━━ Data ━━

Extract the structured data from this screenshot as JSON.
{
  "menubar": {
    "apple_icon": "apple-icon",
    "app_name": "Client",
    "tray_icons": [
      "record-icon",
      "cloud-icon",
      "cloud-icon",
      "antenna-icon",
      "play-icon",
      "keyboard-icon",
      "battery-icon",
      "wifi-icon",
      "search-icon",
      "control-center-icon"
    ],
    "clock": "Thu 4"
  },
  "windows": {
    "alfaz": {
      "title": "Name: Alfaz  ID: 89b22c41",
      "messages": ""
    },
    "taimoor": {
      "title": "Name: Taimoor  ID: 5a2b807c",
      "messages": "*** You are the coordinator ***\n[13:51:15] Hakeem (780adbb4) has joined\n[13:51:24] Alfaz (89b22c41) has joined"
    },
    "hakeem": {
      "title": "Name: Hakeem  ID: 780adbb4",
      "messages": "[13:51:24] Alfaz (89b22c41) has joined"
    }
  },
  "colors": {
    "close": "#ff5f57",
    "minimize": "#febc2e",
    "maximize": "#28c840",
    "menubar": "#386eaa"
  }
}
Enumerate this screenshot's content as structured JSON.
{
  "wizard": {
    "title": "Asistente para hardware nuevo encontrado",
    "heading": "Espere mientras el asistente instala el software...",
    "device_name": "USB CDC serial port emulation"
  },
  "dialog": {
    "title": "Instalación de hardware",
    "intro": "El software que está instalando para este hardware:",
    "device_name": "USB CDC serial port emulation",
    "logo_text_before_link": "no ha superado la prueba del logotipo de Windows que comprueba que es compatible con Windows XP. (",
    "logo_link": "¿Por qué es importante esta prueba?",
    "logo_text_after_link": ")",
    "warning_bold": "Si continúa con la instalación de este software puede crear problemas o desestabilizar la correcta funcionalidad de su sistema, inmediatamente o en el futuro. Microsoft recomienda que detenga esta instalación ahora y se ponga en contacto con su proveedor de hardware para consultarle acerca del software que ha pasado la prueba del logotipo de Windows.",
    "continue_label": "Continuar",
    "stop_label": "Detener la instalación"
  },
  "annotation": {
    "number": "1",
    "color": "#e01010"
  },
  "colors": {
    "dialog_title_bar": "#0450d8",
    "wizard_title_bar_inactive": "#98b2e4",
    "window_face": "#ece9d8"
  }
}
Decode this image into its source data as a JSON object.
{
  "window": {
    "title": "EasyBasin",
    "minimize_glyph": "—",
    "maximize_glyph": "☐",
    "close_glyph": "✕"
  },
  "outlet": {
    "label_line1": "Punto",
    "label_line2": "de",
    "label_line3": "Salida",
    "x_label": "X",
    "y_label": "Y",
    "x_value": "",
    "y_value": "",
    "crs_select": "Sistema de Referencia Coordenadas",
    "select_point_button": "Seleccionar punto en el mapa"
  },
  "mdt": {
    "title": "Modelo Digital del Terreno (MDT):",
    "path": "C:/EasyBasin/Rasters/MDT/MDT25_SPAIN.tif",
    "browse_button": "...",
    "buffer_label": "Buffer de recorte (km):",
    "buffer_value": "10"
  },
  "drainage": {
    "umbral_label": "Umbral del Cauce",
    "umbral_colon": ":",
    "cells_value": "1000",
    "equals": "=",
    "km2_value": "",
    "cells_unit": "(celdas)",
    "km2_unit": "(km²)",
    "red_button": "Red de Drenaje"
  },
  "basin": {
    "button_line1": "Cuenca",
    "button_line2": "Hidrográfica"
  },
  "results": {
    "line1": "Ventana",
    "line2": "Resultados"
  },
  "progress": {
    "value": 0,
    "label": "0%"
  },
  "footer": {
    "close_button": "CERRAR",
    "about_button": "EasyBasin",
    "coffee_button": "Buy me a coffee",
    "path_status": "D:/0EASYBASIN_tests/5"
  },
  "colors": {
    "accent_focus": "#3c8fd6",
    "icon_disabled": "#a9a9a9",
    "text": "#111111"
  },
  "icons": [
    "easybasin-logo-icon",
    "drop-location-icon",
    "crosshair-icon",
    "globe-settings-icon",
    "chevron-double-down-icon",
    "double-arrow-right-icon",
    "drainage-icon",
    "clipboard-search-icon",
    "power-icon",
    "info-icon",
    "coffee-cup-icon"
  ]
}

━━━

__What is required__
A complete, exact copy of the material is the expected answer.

__Solved problem__
Extract the structured data from this screenshot as JSON.
{
  "menubar": {
    "apple_icon": "apple-icon",
    "app_name": "Client",
    "tray_icons": [
      "record-icon",
      "cloud-icon",
      "cloud-icon",
      "antenna-icon",
      "play-icon",
      "keyboard-icon",
      "battery-icon",
      "wifi-icon",
      "search-icon",
      "control-center-icon"
    ],
    "clock": "Thu 4"
  },
  "windows": {
    "alfaz": {
      "title": "Name: Alfaz  ID: 89b22c41",
      "messages": ""
    },
    "taimoor": {
      "title": "Name: Taimoor  ID: 5a2b807c",
      "messages": "*** You are the coordinator ***\n[13:51:15] Hakeem (780adbb4) has joined\n[13:51:24] Alfaz (89b22c41) has joined"
    },
    "hakeem": {
      "title": "Name: Hakeem  ID: 780adbb4",
      "messages": "[13:51:24] Alfaz (89b22c41) has joined"
    }
  },
  "colors": {
    "close": "#ff5f57",
    "minimize": "#febc2e",
    "maximize": "#28c840",
    "menubar": "#386eaa"
  }
}
Enumerate this screenshot's content as structured JSON.
{
  "wizard": {
    "title": "Asistente para hardware nuevo encontrado",
    "heading": "Espere mientras el asistente instala el software...",
    "device_name": "USB CDC serial port emulation"
  },
  "dialog": {
    "title": "Instalación de hardware",
    "intro": "El software que está instalando para este hardware:",
    "device_name": "USB CDC serial port emulation",
    "logo_text_before_link": "no ha superado la prueba del logotipo de Windows que comprueba que es compatible con Windows XP. (",
    "logo_link": "¿Por qué es importante esta prueba?",
    "logo_text_after_link": ")",
    "warning_bold": "Si continúa con la instalación de este software puede crear problemas o desestabilizar la correcta funcionalidad de su sistema, inmediatamente o en el futuro. Microsoft recomienda que detenga esta instalación ahora y se ponga en contacto con su proveedor de hardware para consultarle acerca del software que ha pasado la prueba del logotipo de Windows.",
    "continue_label": "Continuar",
    "stop_label": "Detener la instalación"
  },
  "annotation": {
    "number": "1",
    "color": "#e01010"
  },
  "colors": {
    "dialog_title_bar": "#0450d8",
    "wizard_title_bar_inactive": "#98b2e4",
    "window_face": "#ece9d8"
  }
}
Decode this image into its source data as a JSON object.
{
  "window": {
    "title": "EasyBasin",
    "minimize_glyph": "—",
    "maximize_glyph": "☐",
    "close_glyph": "✕"
  },
  "outlet": {
    "label_line1": "Punto",
    "label_line2": "de",
    "label_line3": "Salida",
    "x_label": "X",
    "y_label": "Y",
    "x_value": "",
    "y_value": "",
    "crs_select": "Sistema de Referencia Coordenadas",
    "select_point_button": "Seleccionar punto en el mapa"
  },
  "mdt": {
    "title": "Modelo Digital del Terreno (MDT):",
    "path": "C:/EasyBasin/Rasters/MDT/MDT25_SPAIN.tif",
    "browse_button": "...",
    "buffer_label": "Buffer de recorte (km):",
    "buffer_value": "10"
  },
  "drainage": {
    "umbral_label": "Umbral del Cauce",
    "umbral_colon": ":",
    "cells_value": "1000",
    "equals": "=",
    "km2_value": "",
    "cells_unit": "(celdas)",
    "km2_unit": "(km²)",
    "red_button": "Red de Drenaje"
  },
  "basin": {
    "button_line1": "Cuenca",
    "button_line2": "Hidrográfica"
  },
  "results": {
    "line1": "Ventana",
    "line2": "Resultados"
  },
  "progress": {
    "value": 0,
    "label": "0%"
  },
  "footer": {
    "close_button": "CERRAR",
    "about_button": "EasyBasin",
    "coffee_button": "Buy me a coffee",
    "path_status": "D:/0EASYBASIN_tests/5"
  },
  "colors": {
    "accent_focus": "#3c8fd6",
    "icon_disabled": "#a9a9a9",
    "text": "#111111"
  },
  "icons": [
    "easybasin-logo-icon",
    "drop-location-icon",
    "crosshair-icon",
    "globe-settings-icon",
    "chevron-double-down-icon",
    "double-arrow-right-icon",
    "drainage-icon",
    "clipboard-search-icon",
    "power-icon",
    "info-icon",
    "coffee-cup-icon"
  ]
}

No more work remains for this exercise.